Dataset rows for apps and sites:
════════

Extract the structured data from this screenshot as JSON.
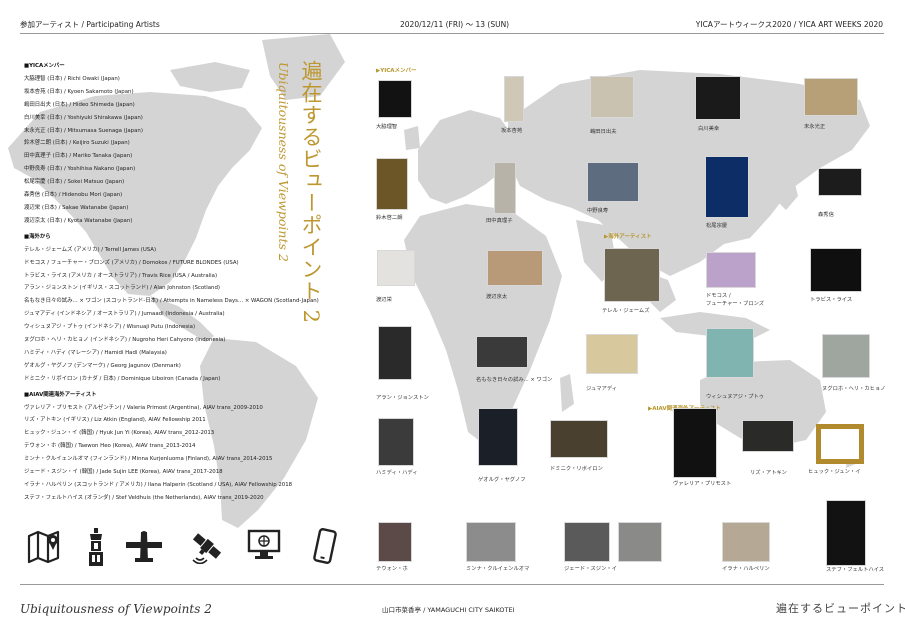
{
  "header": {
    "left": "参加アーティスト / Participating Artists",
    "center": "2020/12/11 (FRI) 〜 13 (SUN)",
    "right": "YICAアートウィークス2020 / YICA ART WEEKS 2020"
  },
  "title": {
    "jp": "遍在するビューポイント 2",
    "en": "Ubiquitousness of Viewpoints 2"
  },
  "sections": [
    {
      "heading": "■YICAメンバー",
      "items": [
        "大脇理智 (日本) / Richi Owaki (Japan)",
        "坂本杏苑 (日本) / Kyoen Sakamoto (Japan)",
        "嶋田日出夫 (日本) / Hideo Shimeda (Japan)",
        "白川美幸 (日本) / Yoshiyuki Shirakawa (Japan)",
        "末永光正 (日本) / Mitsumasa Suenaga (Japan)",
        "鈴木啓二朗 (日本) / Keijiro Suzuki (Japan)",
        "田中真理子 (日本) / Mariko Tanaka (Japan)",
        "中野良寿 (日本) / Yoshihisa Nakano (Japan)",
        "松尾宗慶 (日本) / Sokei Matsuo (Japan)",
        "森秀信 (日本) / Hidenobu Mori (Japan)",
        "渡辺栄 (日本) / Sakae Watanabe (Japan)",
        "渡辺京太 (日本) / Kyota Watanabe (Japan)"
      ]
    },
    {
      "heading": "■海外から",
      "items": [
        "テレル・ジェームズ (アメリカ) / Terrell James (USA)",
        "ドモコス / フューチャー・ブロンズ (アメリカ) / Domokos / FUTURE BLONDES (USA)",
        "トラビス・ライス (アメリカ / オーストラリア) / Travis Rice (USA / Australia)",
        "アラン・ジョンストン (イギリス・スコットランド) / Alan Johnston (Scotland)",
        "名もなき日々の試み... × ワゴン (スコットランド-日本) / Attempts in Nameless Days... × WAGON (Scotland-Japan)",
        "ジュマアディ (インドネシア / オーストラリア) / Jumaadi (Indonesia / Australia)",
        "ウィシュヌアジ・プトゥ (インドネシア) / Wisnuaji Putu (Indonesia)",
        "ヌグロホ・ヘリ・カヒョノ (インドネシア) / Nugroho Heri Cahyono (Indonesia)",
        "ハミディ・ハディ (マレーシア) / Hamidi Hadi (Malaysia)",
        "ゲオルグ・ヤグノフ (デンマーク) / Georg Jagunov (Denmark)",
        "ドミニク・リボイロン (カナダ / 日本) / Dominique Liboiron (Canada / Japan)"
      ]
    },
    {
      "heading": "■AIAV関連海外アーティスト",
      "items": [
        "ヴァレリア・プリモスト (アルゼンチン) / Valeria Primost (Argentina), AIAV trans_2009-2010",
        "リズ・アトキン (イギリス) / Liz Atkin (England), AIAV Fellowship 2011",
        "ヒュック・ジュン・イ (韓国) / Hyuk Jun Yi (Korea), AIAV trans_2012-2013",
        "テウォン・ホ (韓国) / Taewon Heo (Korea), AIAV trans_2013-2014",
        "ミンナ・クルイェンルオマ (フィンランド) / Minna Kurjenluoma (Finland), AIAV trans_2014-2015",
        "ジェード・スジン・イ (韓国) / Jade Sujin LEE (Korea), AIAV trans_2017-2018",
        "イラナ・ハルペリン (スコットランド / アメリカ) / Ilana Halperin (Scotland / USA), AIAV Fellowship 2018",
        "ステフ・フェルトハイス (オランダ) / Stef Veldhuis (the Netherlands), AIAV trans_2019-2020"
      ]
    }
  ],
  "labels": {
    "yica": "▶YICAメンバー",
    "overseas": "▶海外アーティスト",
    "aiav": "▶AIAV関連海外アーティスト"
  },
  "thumbs": [
    {
      "caption": "大脇理智",
      "bg": "#121212"
    },
    {
      "caption": "坂本杏苑",
      "bg": "#cfc8b6"
    },
    {
      "caption": "嶋田日出夫",
      "bg": "#c9c2b0"
    },
    {
      "caption": "白川美幸",
      "bg": "#1a1a1a"
    },
    {
      "caption": "末永光正",
      "bg": "#b79f78"
    },
    {
      "caption": "鈴木啓二朗",
      "bg": "#6c5628"
    },
    {
      "caption": "田中真理子",
      "bg": "#b7b3a8"
    },
    {
      "caption": "中野良寿",
      "bg": "#5e6c80"
    },
    {
      "caption": "松尾宗慶",
      "bg": "#0d2d66"
    },
    {
      "caption": "森秀信",
      "bg": "#1c1c1c"
    },
    {
      "caption": "渡辺栄",
      "bg": "#e4e2de"
    },
    {
      "caption": "渡辺京太",
      "bg": "#b89a79"
    },
    {
      "caption": "テレル・ジェームズ",
      "bg": "#6e6550"
    },
    {
      "caption": "ドモコス /\nフューチャー・ブロンズ",
      "bg": "#bba2cb"
    },
    {
      "caption": "トラビス・ライス",
      "bg": "#0f0f0f"
    },
    {
      "caption": "アラン・ジョンストン",
      "bg": "#2a2a2a"
    },
    {
      "caption": "名もなき日々の試み... × ワゴン",
      "bg": "#3a3a3a"
    },
    {
      "caption": "ジュマアディ",
      "bg": "#d7c89e"
    },
    {
      "caption": "ウィシュヌアジ・プトゥ",
      "bg": "#7fb4b0"
    },
    {
      "caption": "ヌグロホ・ヘリ・カヒョノ",
      "bg": "#9fa6a0"
    },
    {
      "caption": "ハミディ・ハディ",
      "bg": "#3b3b3b"
    },
    {
      "caption": "ゲオルグ・ヤグノフ",
      "bg": "#1a1f28"
    },
    {
      "caption": "ドミニク・リボイロン",
      "bg": "#4a4030"
    },
    {
      "caption": "ヴァレリア・プリモスト",
      "bg": "#111111"
    },
    {
      "caption": "リズ・アトキン",
      "bg": "#2a2a28"
    },
    {
      "caption": "ヒュック・ジュン・イ",
      "bg": "#5c4a1e"
    },
    {
      "caption": "テウォン・ホ",
      "bg": "#5b4a48"
    },
    {
      "caption": "ミンナ・クルイェンルオマ",
      "bg": "#8c8c8c"
    },
    {
      "caption": "ジェード・スジン・イ",
      "bg": "#5a5a5a"
    },
    {
      "caption": "",
      "bg": "#8a8a88"
    },
    {
      "caption": "イラナ・ハルペリン",
      "bg": "#b5a996"
    },
    {
      "caption": "ステフ・フェルトハイス",
      "bg": "#121212"
    }
  ],
  "icons": [
    "map-icon",
    "tower-icon",
    "airplane-icon",
    "satellite-icon",
    "computer-icon",
    "smartphone-icon"
  ],
  "footer": {
    "left": "Ubiquitousness of Viewpoints 2",
    "center": "山口市菜香亭 / YAMAGUCHI CITY SAIKOTEI",
    "right": "遍在するビューポイント 2"
  },
  "colors": {
    "accent": "#bd9730",
    "map": "#d4d4d4"
  }
}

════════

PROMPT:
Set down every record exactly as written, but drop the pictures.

ANSWER FOR THIS EXERCISE:
Extract the structured data from this screenshot as JSON.
{
  "header": {
    "left": "参加アーティスト / Participating Artists",
    "center": "2020/12/11 (FRI) 〜 13 (SUN)",
    "right": "YICAアートウィークス2020 / YICA ART WEEKS 2020"
  },
  "title": {
    "jp": "遍在するビューポイント 2",
    "en": "Ubiquitousness of Viewpoints 2"
  },
  "sections": [
    {
      "heading": "■YICAメンバー",
      "items": [
        "大脇理智 (日本) / Richi Owaki (Japan)",
        "坂本杏苑 (日本) / Kyoen Sakamoto (Japan)",
        "嶋田日出夫 (日本) / Hideo Shimeda (Japan)",
        "白川美幸 (日本) / Yoshiyuki Shirakawa (Japan)",
        "末永光正 (日本) / Mitsumasa Suenaga (Japan)",
        "鈴木啓二朗 (日本) / Keijiro Suzuki (Japan)",
        "田中真理子 (日本) / Mariko Tanaka (Japan)",
        "中野良寿 (日本) / Yoshihisa Nakano (Japan)",
        "松尾宗慶 (日本) / Sokei Matsuo (Japan)",
        "森秀信 (日本) / Hidenobu Mori (Japan)",
        "渡辺栄 (日本) / Sakae Watanabe (Japan)",
        "渡辺京太 (日本) / Kyota Watanabe (Japan)"
      ]
    },
    {
      "heading": "■海外から",
      "items": [
        "テレル・ジェームズ (アメリカ) / Terrell James (USA)",
        "ドモコス / フューチャー・ブロンズ (アメリカ) / Domokos / FUTURE BLONDES (USA)",
        "トラビス・ライス (アメリカ / オーストラリア) / Travis Rice (USA / Australia)",
        "アラン・ジョンストン (イギリス・スコットランド) / Alan Johnston (Scotland)",
        "名もなき日々の試み... × ワゴン (スコットランド-日本) / Attempts in Nameless Days... × WAGON (Scotland-Japan)",
        "ジュマアディ (インドネシア / オーストラリア) / Jumaadi (Indonesia / Australia)",
        "ウィシュヌアジ・プトゥ (インドネシア) / Wisnuaji Putu (Indonesia)",
        "ヌグロホ・ヘリ・カヒョノ (インドネシア) / Nugroho Heri Cahyono (Indonesia)",
        "ハミディ・ハディ (マレーシア) / Hamidi Hadi (Malaysia)",
        "ゲオルグ・ヤグノフ (デンマーク) / Georg Jagunov (Denmark)",
        "ドミニク・リボイロン (カナダ / 日本) / Dominique Liboiron (Canada / Japan)"
      ]
    },
    {
      "heading": "■AIAV関連海外アーティスト",
      "items": [
        "ヴァレリア・プリモスト (アルゼンチン) / Valeria Primost (Argentina), AIAV trans_2009-2010",
        "リズ・アトキン (イギリス) / Liz Atkin (England), AIAV Fellowship 2011",
        "ヒュック・ジュン・イ (韓国) / Hyuk Jun Yi (Korea), AIAV trans_2012-2013",
        "テウォン・ホ (韓国) / Taewon Heo (Korea), AIAV trans_2013-2014",
        "ミンナ・クルイェンルオマ (フィンランド) / Minna Kurjenluoma (Finland), AIAV trans_2014-2015",
        "ジェード・スジン・イ (韓国) / Jade Sujin LEE (Korea), AIAV trans_2017-2018",
        "イラナ・ハルペリン (スコットランド / アメリカ) / Ilana Halperin (Scotland / USA), AIAV Fellowship 2018",
        "ステフ・フェルトハイス (オランダ) / Stef Veldhuis (the Netherlands), AIAV trans_2019-2020"
      ]
    }
  ],
  "labels": {
    "yica": "▶YICAメンバー",
    "overseas": "▶海外アーティスト",
    "aiav": "▶AIAV関連海外アーティスト"
  },
  "thumbs": [
    {
      "caption": "大脇理智",
      "bg": "#121212"
    },
    {
      "caption": "坂本杏苑",
      "bg": "#cfc8b6"
    },
    {
      "caption": "嶋田日出夫",
      "bg": "#c9c2b0"
    },
    {
      "caption": "白川美幸",
      "bg": "#1a1a1a"
    },
    {
      "caption": "末永光正",
      "bg": "#b79f78"
    },
    {
      "caption": "鈴木啓二朗",
      "bg": "#6c5628"
    },
    {
      "caption": "田中真理子",
      "bg": "#b7b3a8"
    },
    {
      "caption": "中野良寿",
      "bg": "#5e6c80"
    },
    {
      "caption": "松尾宗慶",
      "bg": "#0d2d66"
    },
    {
      "caption": "森秀信",
      "bg": "#1c1c1c"
    },
    {
      "caption": "渡辺栄",
      "bg": "#e4e2de"
    },
    {
      "caption": "渡辺京太",
      "bg": "#b89a79"
    },
    {
      "caption": "テレル・ジェームズ",
      "bg": "#6e6550"
    },
    {
      "caption": "ドモコス /\nフューチャー・ブロンズ",
      "bg": "#bba2cb"
    },
    {
      "caption": "トラビス・ライス",
      "bg": "#0f0f0f"
    },
    {
      "caption": "アラン・ジョンストン",
      "bg": "#2a2a2a"
    },
    {
      "caption": "名もなき日々の試み... × ワゴン",
      "bg": "#3a3a3a"
    },
    {
      "caption": "ジュマアディ",
      "bg": "#d7c89e"
    },
    {
      "caption": "ウィシュヌアジ・プトゥ",
      "bg": "#7fb4b0"
    },
    {
      "caption": "ヌグロホ・ヘリ・カヒョノ",
      "bg": "#9fa6a0"
    },
    {
      "caption": "ハミディ・ハディ",
      "bg": "#3b3b3b"
    },
    {
      "caption": "ゲオルグ・ヤグノフ",
      "bg": "#1a1f28"
    },
    {
      "caption": "ドミニク・リボイロン",
      "bg": "#4a4030"
    },
    {
      "caption": "ヴァレリア・プリモスト",
      "bg": "#111111"
    },
    {
      "caption": "リズ・アトキン",
      "bg": "#2a2a28"
    },
    {
      "caption": "ヒュック・ジュン・イ",
      "bg": "#5c4a1e"
    },
    {
      "caption": "テウォン・ホ",
      "bg": "#5b4a48"
    },
    {
      "caption": "ミンナ・クルイェンルオマ",
      "bg": "#8c8c8c"
    },
    {
      "caption": "ジェード・スジン・イ",
      "bg": "#5a5a5a"
    },
    {
      "caption": "",
      "bg": "#8a8a88"
    },
    {
      "caption": "イラナ・ハルペリン",
      "bg": "#b5a996"
    },
    {
      "caption": "ステフ・フェルトハイス",
      "bg": "#121212"
    }
  ],
  "icons": [
    "map-icon",
    "tower-icon",
    "airplane-icon",
    "satellite-icon",
    "computer-icon",
    "smartphone-icon"
  ],
  "footer": {
    "left": "Ubiquitousness of Viewpoints 2",
    "center": "山口市菜香亭 / YAMAGUCHI CITY SAIKOTEI",
    "right": "遍在するビューポイント 2"
  },
  "colors": {
    "accent": "#bd9730",
    "map": "#d4d4d4"
  }
}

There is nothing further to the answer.